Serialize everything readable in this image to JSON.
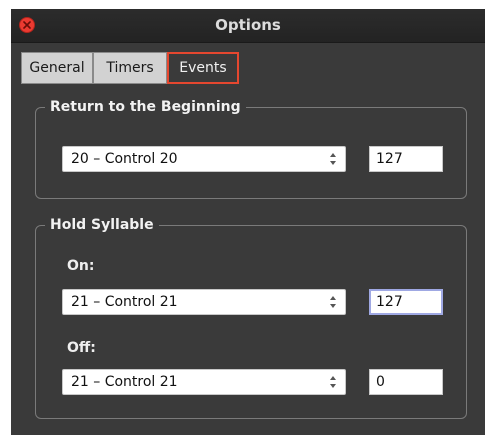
{
  "window": {
    "title": "Options"
  },
  "tabs": [
    {
      "label": "General",
      "active": false
    },
    {
      "label": "Timers",
      "active": false
    },
    {
      "label": "Events",
      "active": true
    }
  ],
  "return_group": {
    "title": "Return to the Beginning",
    "control": "20 – Control 20",
    "value": "127"
  },
  "hold_group": {
    "title": "Hold Syllable",
    "on_label": "On:",
    "on_control": "21 – Control 21",
    "on_value": "127",
    "off_label": "Off:",
    "off_control": "21 – Control 21",
    "off_value": "0"
  },
  "colors": {
    "accent": "#e5472f",
    "focus": "#9fa8e3",
    "background": "#3a3a3a"
  }
}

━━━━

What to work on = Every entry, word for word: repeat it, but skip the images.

Answer box =
Serialize everything readable in this image to JSON.
{
  "window": {
    "title": "Options"
  },
  "tabs": [
    {
      "label": "General",
      "active": false
    },
    {
      "label": "Timers",
      "active": false
    },
    {
      "label": "Events",
      "active": true
    }
  ],
  "return_group": {
    "title": "Return to the Beginning",
    "control": "20 – Control 20",
    "value": "127"
  },
  "hold_group": {
    "title": "Hold Syllable",
    "on_label": "On:",
    "on_control": "21 – Control 21",
    "on_value": "127",
    "off_label": "Off:",
    "off_control": "21 – Control 21",
    "off_value": "0"
  },
  "colors": {
    "accent": "#e5472f",
    "focus": "#9fa8e3",
    "background": "#3a3a3a"
  }
}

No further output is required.